■ **EXERCISE DETAILS**: An unaltered copy of every line below is the expected output.

■ **MATERIAL SUPPLIED**:
* * * * * * * * *

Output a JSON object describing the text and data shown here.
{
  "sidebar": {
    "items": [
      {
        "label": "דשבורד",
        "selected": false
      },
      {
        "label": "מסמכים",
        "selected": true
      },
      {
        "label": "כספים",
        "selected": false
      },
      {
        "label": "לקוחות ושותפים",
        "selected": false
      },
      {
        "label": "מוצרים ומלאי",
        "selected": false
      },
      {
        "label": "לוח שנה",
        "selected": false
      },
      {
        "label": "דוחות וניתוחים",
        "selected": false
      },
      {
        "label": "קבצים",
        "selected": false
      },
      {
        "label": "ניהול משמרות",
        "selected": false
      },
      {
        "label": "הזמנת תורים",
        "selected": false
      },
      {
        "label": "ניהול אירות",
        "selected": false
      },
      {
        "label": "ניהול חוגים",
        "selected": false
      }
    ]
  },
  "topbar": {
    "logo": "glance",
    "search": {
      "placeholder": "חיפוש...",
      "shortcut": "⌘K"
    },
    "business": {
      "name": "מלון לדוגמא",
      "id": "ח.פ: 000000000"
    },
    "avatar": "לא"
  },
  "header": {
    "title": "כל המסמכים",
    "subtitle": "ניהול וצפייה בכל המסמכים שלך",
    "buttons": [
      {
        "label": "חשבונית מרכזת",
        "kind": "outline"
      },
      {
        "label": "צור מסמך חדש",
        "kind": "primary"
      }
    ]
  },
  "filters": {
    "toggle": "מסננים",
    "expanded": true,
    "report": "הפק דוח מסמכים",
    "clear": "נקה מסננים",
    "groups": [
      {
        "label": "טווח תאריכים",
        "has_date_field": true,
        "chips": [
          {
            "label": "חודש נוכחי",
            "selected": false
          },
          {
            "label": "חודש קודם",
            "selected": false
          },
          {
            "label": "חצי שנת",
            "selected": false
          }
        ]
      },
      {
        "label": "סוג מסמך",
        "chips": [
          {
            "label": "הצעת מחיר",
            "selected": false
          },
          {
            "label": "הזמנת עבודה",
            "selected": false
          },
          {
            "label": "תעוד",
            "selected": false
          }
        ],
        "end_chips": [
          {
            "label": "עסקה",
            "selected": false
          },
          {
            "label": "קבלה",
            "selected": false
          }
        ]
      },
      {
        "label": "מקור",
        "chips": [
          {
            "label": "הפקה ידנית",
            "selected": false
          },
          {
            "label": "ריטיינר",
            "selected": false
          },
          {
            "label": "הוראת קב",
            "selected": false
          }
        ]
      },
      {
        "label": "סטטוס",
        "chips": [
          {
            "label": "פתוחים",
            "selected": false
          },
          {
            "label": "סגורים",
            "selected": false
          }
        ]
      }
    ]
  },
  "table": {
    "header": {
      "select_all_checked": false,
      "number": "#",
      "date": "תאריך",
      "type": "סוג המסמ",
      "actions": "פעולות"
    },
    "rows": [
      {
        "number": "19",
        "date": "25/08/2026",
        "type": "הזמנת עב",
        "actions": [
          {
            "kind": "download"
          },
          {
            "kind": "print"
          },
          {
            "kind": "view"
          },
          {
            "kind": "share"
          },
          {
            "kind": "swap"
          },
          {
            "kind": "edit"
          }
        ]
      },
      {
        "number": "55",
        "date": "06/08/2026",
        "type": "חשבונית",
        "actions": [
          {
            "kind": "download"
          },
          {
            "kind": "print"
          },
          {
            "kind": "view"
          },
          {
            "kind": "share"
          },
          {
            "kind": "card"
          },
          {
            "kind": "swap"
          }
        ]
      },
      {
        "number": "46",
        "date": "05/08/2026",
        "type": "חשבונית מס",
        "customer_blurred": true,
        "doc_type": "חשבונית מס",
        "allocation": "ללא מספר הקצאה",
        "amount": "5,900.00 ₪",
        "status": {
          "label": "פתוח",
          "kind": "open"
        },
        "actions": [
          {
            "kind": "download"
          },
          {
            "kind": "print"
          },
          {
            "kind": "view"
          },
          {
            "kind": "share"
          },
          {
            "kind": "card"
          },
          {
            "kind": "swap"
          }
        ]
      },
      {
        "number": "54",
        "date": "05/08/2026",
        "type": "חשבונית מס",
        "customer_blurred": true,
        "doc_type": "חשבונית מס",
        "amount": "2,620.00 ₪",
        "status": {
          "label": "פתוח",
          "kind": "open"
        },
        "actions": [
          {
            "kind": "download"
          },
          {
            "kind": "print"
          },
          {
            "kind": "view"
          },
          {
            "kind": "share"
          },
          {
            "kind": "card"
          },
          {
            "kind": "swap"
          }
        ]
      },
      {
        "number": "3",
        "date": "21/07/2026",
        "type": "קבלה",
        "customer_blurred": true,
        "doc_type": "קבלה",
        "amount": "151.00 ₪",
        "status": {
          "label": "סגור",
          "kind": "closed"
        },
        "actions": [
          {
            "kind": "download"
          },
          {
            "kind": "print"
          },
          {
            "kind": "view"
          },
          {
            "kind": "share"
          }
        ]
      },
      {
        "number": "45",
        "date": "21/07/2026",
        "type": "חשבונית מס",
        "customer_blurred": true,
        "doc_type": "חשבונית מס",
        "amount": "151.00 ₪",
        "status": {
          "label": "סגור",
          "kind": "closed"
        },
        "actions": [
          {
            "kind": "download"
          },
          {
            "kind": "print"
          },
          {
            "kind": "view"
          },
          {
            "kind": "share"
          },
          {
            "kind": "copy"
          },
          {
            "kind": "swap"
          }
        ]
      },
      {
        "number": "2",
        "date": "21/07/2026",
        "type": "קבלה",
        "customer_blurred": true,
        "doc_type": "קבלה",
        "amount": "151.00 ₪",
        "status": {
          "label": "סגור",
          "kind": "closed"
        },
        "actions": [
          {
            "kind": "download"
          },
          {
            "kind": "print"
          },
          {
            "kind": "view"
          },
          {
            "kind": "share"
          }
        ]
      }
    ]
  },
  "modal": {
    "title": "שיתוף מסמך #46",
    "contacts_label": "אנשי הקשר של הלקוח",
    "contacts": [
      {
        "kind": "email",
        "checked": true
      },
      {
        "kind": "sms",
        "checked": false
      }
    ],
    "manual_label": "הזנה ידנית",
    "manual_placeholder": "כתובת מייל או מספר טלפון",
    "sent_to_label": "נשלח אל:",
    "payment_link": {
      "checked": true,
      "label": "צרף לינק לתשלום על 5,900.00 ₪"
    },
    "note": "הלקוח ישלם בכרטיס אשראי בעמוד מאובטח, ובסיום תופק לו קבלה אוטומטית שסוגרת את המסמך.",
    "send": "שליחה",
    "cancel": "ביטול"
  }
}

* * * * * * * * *

■ **WRITTEN SOLUTION**:
Output a JSON object describing the text and data shown here.
{
  "sidebar": {
    "items": [
      {
        "label": "דשבורד",
        "selected": false
      },
      {
        "label": "מסמכים",
        "selected": true
      },
      {
        "label": "כספים",
        "selected": false
      },
      {
        "label": "לקוחות ושותפים",
        "selected": false
      },
      {
        "label": "מוצרים ומלאי",
        "selected": false
      },
      {
        "label": "לוח שנה",
        "selected": false
      },
      {
        "label": "דוחות וניתוחים",
        "selected": false
      },
      {
        "label": "קבצים",
        "selected": false
      },
      {
        "label": "ניהול משמרות",
        "selected": false
      },
      {
        "label": "הזמנת תורים",
        "selected": false
      },
      {
        "label": "ניהול אירות",
        "selected": false
      },
      {
        "label": "ניהול חוגים",
        "selected": false
      }
    ]
  },
  "topbar": {
    "logo": "glance",
    "search": {
      "placeholder": "חיפוש...",
      "shortcut": "⌘K"
    },
    "business": {
      "name": "מלון לדוגמא",
      "id": "ח.פ: 000000000"
    },
    "avatar": "לא"
  },
  "header": {
    "title": "כל המסמכים",
    "subtitle": "ניהול וצפייה בכל המסמכים שלך",
    "buttons": [
      {
        "label": "חשבונית מרכזת",
        "kind": "outline"
      },
      {
        "label": "צור מסמך חדש",
        "kind": "primary"
      }
    ]
  },
  "filters": {
    "toggle": "מסננים",
    "expanded": true,
    "report": "הפק דוח מסמכים",
    "clear": "נקה מסננים",
    "groups": [
      {
        "label": "טווח תאריכים",
        "has_date_field": true,
        "chips": [
          {
            "label": "חודש נוכחי",
            "selected": false
          },
          {
            "label": "חודש קודם",
            "selected": false
          },
          {
            "label": "חצי שנת",
            "selected": false
          }
        ]
      },
      {
        "label": "סוג מסמך",
        "chips": [
          {
            "label": "הצעת מחיר",
            "selected": false
          },
          {
            "label": "הזמנת עבודה",
            "selected": false
          },
          {
            "label": "תעוד",
            "selected": false
          }
        ],
        "end_chips": [
          {
            "label": "עסקה",
            "selected": false
          },
          {
            "label": "קבלה",
            "selected": false
          }
        ]
      },
      {
        "label": "מקור",
        "chips": [
          {
            "label": "הפקה ידנית",
            "selected": false
          },
          {
            "label": "ריטיינר",
            "selected": false
          },
          {
            "label": "הוראת קב",
            "selected": false
          }
        ]
      },
      {
        "label": "סטטוס",
        "chips": [
          {
            "label": "פתוחים",
            "selected": false
          },
          {
            "label": "סגורים",
            "selected": false
          }
        ]
      }
    ]
  },
  "table": {
    "header": {
      "select_all_checked": false,
      "number": "#",
      "date": "תאריך",
      "type": "סוג המסמ",
      "actions": "פעולות"
    },
    "rows": [
      {
        "number": "19",
        "date": "25/08/2026",
        "type": "הזמנת עב",
        "actions": [
          {
            "kind": "download"
          },
          {
            "kind": "print"
          },
          {
            "kind": "view"
          },
          {
            "kind": "share"
          },
          {
            "kind": "swap"
          },
          {
            "kind": "edit"
          }
        ]
      },
      {
        "number": "55",
        "date": "06/08/2026",
        "type": "חשבונית",
        "actions": [
          {
            "kind": "download"
          },
          {
            "kind": "print"
          },
          {
            "kind": "view"
          },
          {
            "kind": "share"
          },
          {
            "kind": "card"
          },
          {
            "kind": "swap"
          }
        ]
      },
      {
        "number": "46",
        "date": "05/08/2026",
        "type": "חשבונית מס",
        "customer_blurred": true,
        "doc_type": "חשבונית מס",
        "allocation": "ללא מספר הקצאה",
        "amount": "5,900.00 ₪",
        "status": {
          "label": "פתוח",
          "kind": "open"
        },
        "actions": [
          {
            "kind": "download"
          },
          {
            "kind": "print"
          },
          {
            "kind": "view"
          },
          {
            "kind": "share"
          },
          {
            "kind": "card"
          },
          {
            "kind": "swap"
          }
        ]
      },
      {
        "number": "54",
        "date": "05/08/2026",
        "type": "חשבונית מס",
        "customer_blurred": true,
        "doc_type": "חשבונית מס",
        "amount": "2,620.00 ₪",
        "status": {
          "label": "פתוח",
          "kind": "open"
        },
        "actions": [
          {
            "kind": "download"
          },
          {
            "kind": "print"
          },
          {
            "kind": "view"
          },
          {
            "kind": "share"
          },
          {
            "kind": "card"
          },
          {
            "kind": "swap"
          }
        ]
      },
      {
        "number": "3",
        "date": "21/07/2026",
        "type": "קבלה",
        "customer_blurred": true,
        "doc_type": "קבלה",
        "amount": "151.00 ₪",
        "status": {
          "label": "סגור",
          "kind": "closed"
        },
        "actions": [
          {
            "kind": "download"
          },
          {
            "kind": "print"
          },
          {
            "kind": "view"
          },
          {
            "kind": "share"
          }
        ]
      },
      {
        "number": "45",
        "date": "21/07/2026",
        "type": "חשבונית מס",
        "customer_blurred": true,
        "doc_type": "חשבונית מס",
        "amount": "151.00 ₪",
        "status": {
          "label": "סגור",
          "kind": "closed"
        },
        "actions": [
          {
            "kind": "download"
          },
          {
            "kind": "print"
          },
          {
            "kind": "view"
          },
          {
            "kind": "share"
          },
          {
            "kind": "copy"
          },
          {
            "kind": "swap"
          }
        ]
      },
      {
        "number": "2",
        "date": "21/07/2026",
        "type": "קבלה",
        "customer_blurred": true,
        "doc_type": "קבלה",
        "amount": "151.00 ₪",
        "status": {
          "label": "סגור",
          "kind": "closed"
        },
        "actions": [
          {
            "kind": "download"
          },
          {
            "kind": "print"
          },
          {
            "kind": "view"
          },
          {
            "kind": "share"
          }
        ]
      }
    ]
  },
  "modal": {
    "title": "שיתוף מסמך #46",
    "contacts_label": "אנשי הקשר של הלקוח",
    "contacts": [
      {
        "kind": "email",
        "checked": true
      },
      {
        "kind": "sms",
        "checked": false
      }
    ],
    "manual_label": "הזנה ידנית",
    "manual_placeholder": "כתובת מייל או מספר טלפון",
    "sent_to_label": "נשלח אל:",
    "payment_link": {
      "checked": true,
      "label": "צרף לינק לתשלום על 5,900.00 ₪"
    },
    "note": "הלקוח ישלם בכרטיס אשראי בעמוד מאובטח, ובסיום תופק לו קבלה אוטומטית שסוגרת את המסמך.",
    "send": "שליחה",
    "cancel": "ביטול"
  }
}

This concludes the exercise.